→ TASK TO COMPLETE
If an entry holds a picture, leave the picture out and copy the rest exactly.

+++ AVAILABLE DATA +++

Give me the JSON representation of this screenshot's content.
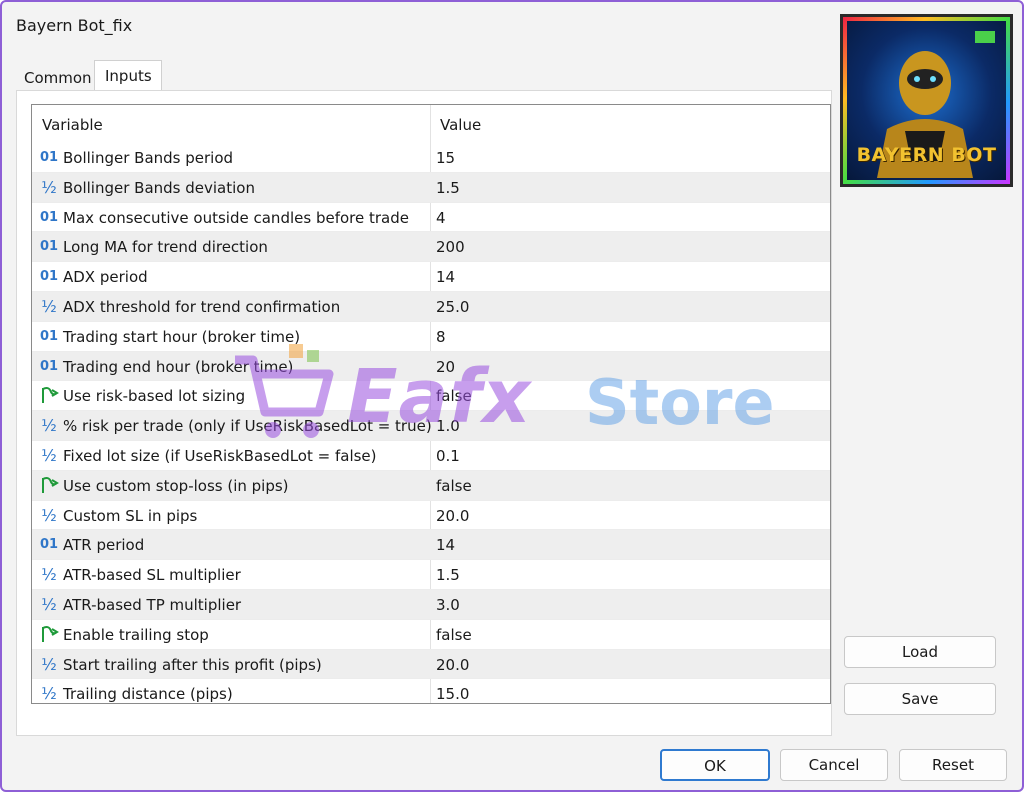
{
  "window": {
    "title": "Bayern Bot_fix"
  },
  "tabs": [
    {
      "label": "Common"
    },
    {
      "label": "Inputs"
    }
  ],
  "grid": {
    "header_variable": "Variable",
    "header_value": "Value",
    "rows": [
      {
        "type": "int",
        "icon_text": "01",
        "name": "Bollinger Bands period",
        "value": "15"
      },
      {
        "type": "double",
        "icon_text": "½",
        "name": "Bollinger Bands deviation",
        "value": "1.5"
      },
      {
        "type": "int",
        "icon_text": "01",
        "name": "Max consecutive outside candles before trade",
        "value": "4"
      },
      {
        "type": "int",
        "icon_text": "01",
        "name": "Long MA for trend direction",
        "value": "200"
      },
      {
        "type": "int",
        "icon_text": "01",
        "name": "ADX period",
        "value": "14"
      },
      {
        "type": "double",
        "icon_text": "½",
        "name": "ADX threshold for trend confirmation",
        "value": "25.0"
      },
      {
        "type": "int",
        "icon_text": "01",
        "name": "Trading start hour (broker time)",
        "value": "8"
      },
      {
        "type": "int",
        "icon_text": "01",
        "name": "Trading end hour (broker time)",
        "value": "20"
      },
      {
        "type": "bool",
        "icon_text": "",
        "name": "Use risk-based lot sizing",
        "value": "false"
      },
      {
        "type": "double",
        "icon_text": "½",
        "name": "% risk per trade (only if UseRiskBasedLot = true)",
        "value": "1.0"
      },
      {
        "type": "double",
        "icon_text": "½",
        "name": "Fixed lot size (if UseRiskBasedLot = false)",
        "value": "0.1"
      },
      {
        "type": "bool",
        "icon_text": "",
        "name": "Use custom stop-loss (in pips)",
        "value": "false"
      },
      {
        "type": "double",
        "icon_text": "½",
        "name": "Custom SL in pips",
        "value": "20.0"
      },
      {
        "type": "int",
        "icon_text": "01",
        "name": "ATR period",
        "value": "14"
      },
      {
        "type": "double",
        "icon_text": "½",
        "name": "ATR-based SL multiplier",
        "value": "1.5"
      },
      {
        "type": "double",
        "icon_text": "½",
        "name": "ATR-based TP multiplier",
        "value": "3.0"
      },
      {
        "type": "bool",
        "icon_text": "",
        "name": "Enable trailing stop",
        "value": "false"
      },
      {
        "type": "double",
        "icon_text": "½",
        "name": "Start trailing after this profit (pips)",
        "value": "20.0"
      },
      {
        "type": "double",
        "icon_text": "½",
        "name": "Trailing distance (pips)",
        "value": "15.0"
      }
    ]
  },
  "watermark": {
    "part1": "Eafx",
    "part2": "Store"
  },
  "logo": {
    "caption": "BAYERN BOT"
  },
  "side_buttons": {
    "load": "Load",
    "save": "Save"
  },
  "footer_buttons": {
    "ok": "OK",
    "cancel": "Cancel",
    "reset": "Reset"
  },
  "colors": {
    "accent": "#2f7ad0",
    "window_border": "#8e5fd6",
    "int_icon": "#2f76c8",
    "bool_icon": "#1f9a3a"
  }
}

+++

→ OUTPUT BELOW
Give me the JSON representation of this screenshot's content.
{
  "window": {
    "title": "Bayern Bot_fix"
  },
  "tabs": [
    {
      "label": "Common"
    },
    {
      "label": "Inputs"
    }
  ],
  "grid": {
    "header_variable": "Variable",
    "header_value": "Value",
    "rows": [
      {
        "type": "int",
        "icon_text": "01",
        "name": "Bollinger Bands period",
        "value": "15"
      },
      {
        "type": "double",
        "icon_text": "½",
        "name": "Bollinger Bands deviation",
        "value": "1.5"
      },
      {
        "type": "int",
        "icon_text": "01",
        "name": "Max consecutive outside candles before trade",
        "value": "4"
      },
      {
        "type": "int",
        "icon_text": "01",
        "name": "Long MA for trend direction",
        "value": "200"
      },
      {
        "type": "int",
        "icon_text": "01",
        "name": "ADX period",
        "value": "14"
      },
      {
        "type": "double",
        "icon_text": "½",
        "name": "ADX threshold for trend confirmation",
        "value": "25.0"
      },
      {
        "type": "int",
        "icon_text": "01",
        "name": "Trading start hour (broker time)",
        "value": "8"
      },
      {
        "type": "int",
        "icon_text": "01",
        "name": "Trading end hour (broker time)",
        "value": "20"
      },
      {
        "type": "bool",
        "icon_text": "",
        "name": "Use risk-based lot sizing",
        "value": "false"
      },
      {
        "type": "double",
        "icon_text": "½",
        "name": "% risk per trade (only if UseRiskBasedLot = true)",
        "value": "1.0"
      },
      {
        "type": "double",
        "icon_text": "½",
        "name": "Fixed lot size (if UseRiskBasedLot = false)",
        "value": "0.1"
      },
      {
        "type": "bool",
        "icon_text": "",
        "name": "Use custom stop-loss (in pips)",
        "value": "false"
      },
      {
        "type": "double",
        "icon_text": "½",
        "name": "Custom SL in pips",
        "value": "20.0"
      },
      {
        "type": "int",
        "icon_text": "01",
        "name": "ATR period",
        "value": "14"
      },
      {
        "type": "double",
        "icon_text": "½",
        "name": "ATR-based SL multiplier",
        "value": "1.5"
      },
      {
        "type": "double",
        "icon_text": "½",
        "name": "ATR-based TP multiplier",
        "value": "3.0"
      },
      {
        "type": "bool",
        "icon_text": "",
        "name": "Enable trailing stop",
        "value": "false"
      },
      {
        "type": "double",
        "icon_text": "½",
        "name": "Start trailing after this profit (pips)",
        "value": "20.0"
      },
      {
        "type": "double",
        "icon_text": "½",
        "name": "Trailing distance (pips)",
        "value": "15.0"
      }
    ]
  },
  "watermark": {
    "part1": "Eafx",
    "part2": "Store"
  },
  "logo": {
    "caption": "BAYERN BOT"
  },
  "side_buttons": {
    "load": "Load",
    "save": "Save"
  },
  "footer_buttons": {
    "ok": "OK",
    "cancel": "Cancel",
    "reset": "Reset"
  },
  "colors": {
    "accent": "#2f7ad0",
    "window_border": "#8e5fd6",
    "int_icon": "#2f76c8",
    "bool_icon": "#1f9a3a"
  }
}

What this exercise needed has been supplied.